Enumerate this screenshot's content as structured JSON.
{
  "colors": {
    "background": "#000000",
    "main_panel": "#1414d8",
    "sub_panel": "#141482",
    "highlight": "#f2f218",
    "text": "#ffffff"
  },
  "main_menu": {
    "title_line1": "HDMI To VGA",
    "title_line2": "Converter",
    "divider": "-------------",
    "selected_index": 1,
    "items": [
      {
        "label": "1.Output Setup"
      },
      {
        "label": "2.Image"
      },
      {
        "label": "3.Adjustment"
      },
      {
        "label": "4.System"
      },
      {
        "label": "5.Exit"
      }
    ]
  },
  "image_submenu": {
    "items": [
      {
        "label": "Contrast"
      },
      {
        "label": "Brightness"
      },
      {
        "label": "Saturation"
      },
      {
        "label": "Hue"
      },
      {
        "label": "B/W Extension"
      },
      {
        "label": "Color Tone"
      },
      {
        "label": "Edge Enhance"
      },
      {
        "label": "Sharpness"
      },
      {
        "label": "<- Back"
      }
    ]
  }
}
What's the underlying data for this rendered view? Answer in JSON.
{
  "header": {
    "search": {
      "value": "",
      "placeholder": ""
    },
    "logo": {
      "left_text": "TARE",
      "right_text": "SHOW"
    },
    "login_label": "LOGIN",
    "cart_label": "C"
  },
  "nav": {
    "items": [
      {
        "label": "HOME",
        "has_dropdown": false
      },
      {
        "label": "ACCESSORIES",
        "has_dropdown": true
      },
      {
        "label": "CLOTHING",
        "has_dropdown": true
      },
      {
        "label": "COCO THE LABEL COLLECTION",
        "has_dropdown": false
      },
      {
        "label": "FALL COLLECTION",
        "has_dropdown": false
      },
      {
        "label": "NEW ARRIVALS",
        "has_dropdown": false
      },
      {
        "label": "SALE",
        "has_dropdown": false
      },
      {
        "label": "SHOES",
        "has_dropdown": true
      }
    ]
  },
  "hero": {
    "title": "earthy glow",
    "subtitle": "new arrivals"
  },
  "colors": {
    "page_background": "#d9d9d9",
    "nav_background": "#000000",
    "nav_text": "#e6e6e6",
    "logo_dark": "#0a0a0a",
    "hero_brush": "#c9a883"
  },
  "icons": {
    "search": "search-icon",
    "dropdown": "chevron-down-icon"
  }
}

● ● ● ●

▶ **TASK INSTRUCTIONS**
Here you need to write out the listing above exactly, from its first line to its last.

▶ **SOLUTION FOR THIS PROBLEM**
Enumerate this screenshot's content as structured JSON.
{
  "colors": {
    "background": "#000000",
    "main_panel": "#1414d8",
    "sub_panel": "#141482",
    "highlight": "#f2f218",
    "text": "#ffffff"
  },
  "main_menu": {
    "title_line1": "HDMI To VGA",
    "title_line2": "Converter",
    "divider": "-------------",
    "selected_index": 1,
    "items": [
      {
        "label": "1.Output Setup"
      },
      {
        "label": "2.Image"
      },
      {
        "label": "3.Adjustment"
      },
      {
        "label": "4.System"
      },
      {
        "label": "5.Exit"
      }
    ]
  },
  "image_submenu": {
    "items": [
      {
        "label": "Contrast"
      },
      {
        "label": "Brightness"
      },
      {
        "label": "Saturation"
      },
      {
        "label": "Hue"
      },
      {
        "label": "B/W Extension"
      },
      {
        "label": "Color Tone"
      },
      {
        "label": "Edge Enhance"
      },
      {
        "label": "Sharpness"
      },
      {
        "label": "<- Back"
      }
    ]
  }
}
What's the underlying data for this rendered view? Answer in JSON.
{
  "header": {
    "search": {
      "value": "",
      "placeholder": ""
    },
    "logo": {
      "left_text": "TARE",
      "right_text": "SHOW"
    },
    "login_label": "LOGIN",
    "cart_label": "C"
  },
  "nav": {
    "items": [
      {
        "label": "HOME",
        "has_dropdown": false
      },
      {
        "label": "ACCESSORIES",
        "has_dropdown": true
      },
      {
        "label": "CLOTHING",
        "has_dropdown": true
      },
      {
        "label": "COCO THE LABEL COLLECTION",
        "has_dropdown": false
      },
      {
        "label": "FALL COLLECTION",
        "has_dropdown": false
      },
      {
        "label": "NEW ARRIVALS",
        "has_dropdown": false
      },
      {
        "label": "SALE",
        "has_dropdown": false
      },
      {
        "label": "SHOES",
        "has_dropdown": true
      }
    ]
  },
  "hero": {
    "title": "earthy glow",
    "subtitle": "new arrivals"
  },
  "colors": {
    "page_background": "#d9d9d9",
    "nav_background": "#000000",
    "nav_text": "#e6e6e6",
    "logo_dark": "#0a0a0a",
    "hero_brush": "#c9a883"
  },
  "icons": {
    "search": "search-icon",
    "dropdown": "chevron-down-icon"
  }
}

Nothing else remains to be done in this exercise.